In the breadbasket area of the country of the Free State, or central South Africa, it's estimated there are 9,000 white farmers and 90,000 emerging black farmers. Only 30% are educated. Corn, or maize, is their base crop, and it's mostly used for food in a white, dry porridge called pap. Sixty-two percent of the population in this province is classified as poor.
As you may recall, apartheid ended there 10 years ago and the country has been in a transitional economy ever since.
That's also when senseless attacks against farmers began. Unheard of here, farmers and their families there are being brutally murdered. In fact, in the last 10 years 1,500 farmers have been killed and there have been more than 24,500 assaults.
The majority of attacks have been against whites, says farmer Bennie Van Zyl, who claims the attacks are “professional, almost like they're trained military men.” Only 11% of all murders are solved.
Consequently, when I arrived at J.T. Botma's farm, the house and garage perimeter was completely fenced by 10-ft. tall high-voltage wires. Although he normally keeps gates open during the day, they're closed at night, electricity is turned on and the rottweilers are set loose.
During the day, he and his family remain cautious. He has 10 employees who help operate the 1,700-hectare (4,250 acres) farm, mostly planted to corn, soybeans and sunflowers. They all stay alert, all the time. Guards are even posted around different points on the farm in case of unwanted visitors.
Nearly every farmer I talked to had a horrific story about a neighbor who had been murdered. Almost every farmer also had a high-security system.
As you'd imagine, I was shocked. Most U.S. rural families still brag that they rarely lock their homes at night, let alone flip a switch to some deadly high-voltage security system.
Still, the South African farmers' energy and optimism overshadow the dangers they contend with every day. They're thankful and proud to be farming the land they love.
Often, it takes a new experience to give us a fresh perspective on what we already have. Let's all look for some of those new experiences.
Sign Up For MarketMaxx
Now's the time to try out your marketing skills by signing up for our new online fantasy grain game called MarketMaxx.
The game allows you to make trades on 100,000 bu. of corn and 50,000 bu. of soybeans throughout the marketing year ending Oct. 31, 2005.
For all the details, including prizes like the use of a combine or tractor, go to www.marketmaxx.net.
Tillage Conference Feb. 8-9

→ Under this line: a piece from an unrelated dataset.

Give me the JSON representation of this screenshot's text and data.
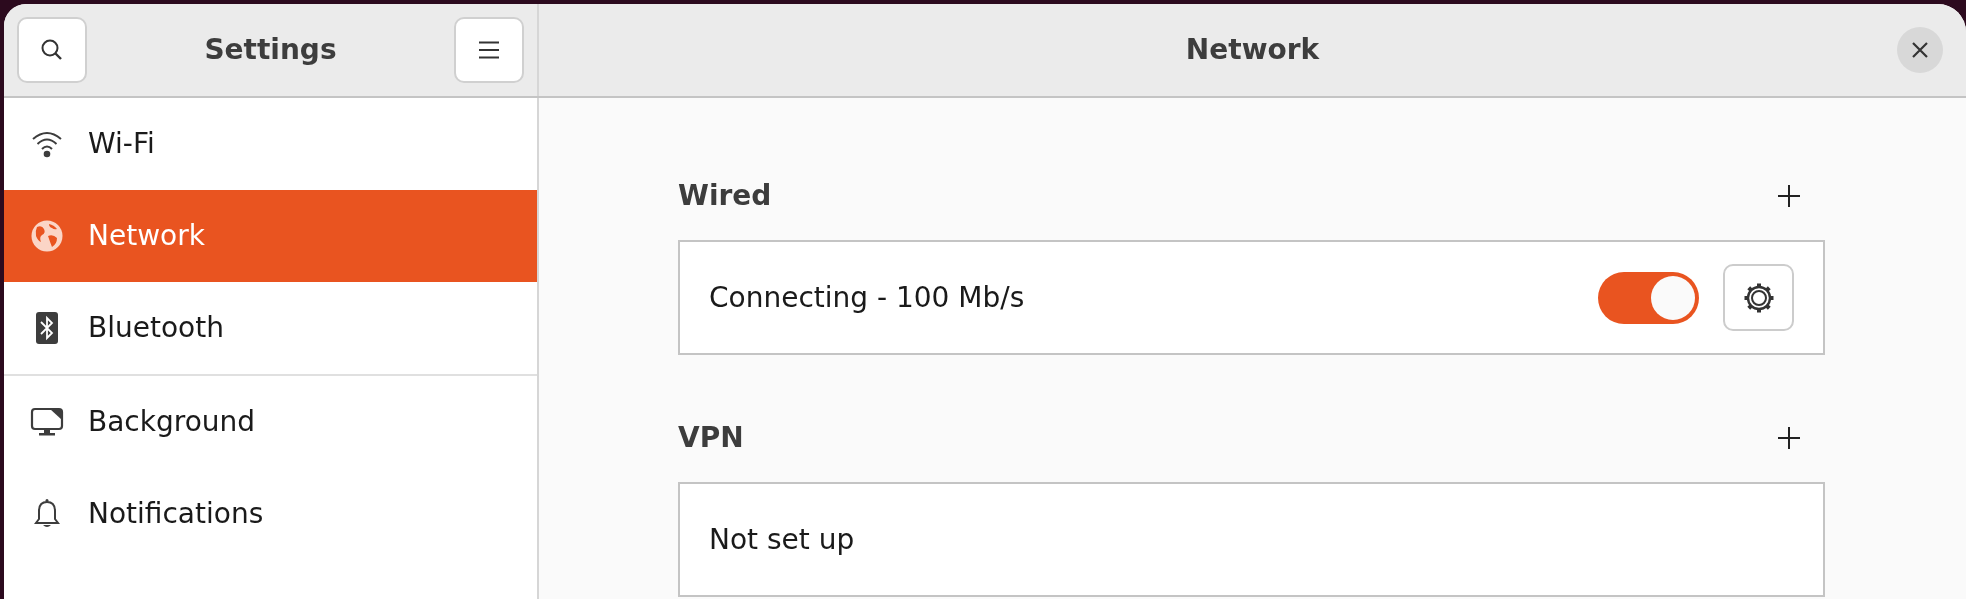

Plan on attending the Conservation Tillage Conference & Expo Feb. 8-9, 2005, at the Ramkota Hotel in Sioux Falls, SD. It's a jam-packed two-day event with presentations on pests, soil fertility, tillage systems and much more. There's even a trade show.
For more details, go to www.cornandsoybeandigest.com or call 800-722-5334, ext. 4698. This magazine is a sponsor of the event, so I look forward to seeing you there.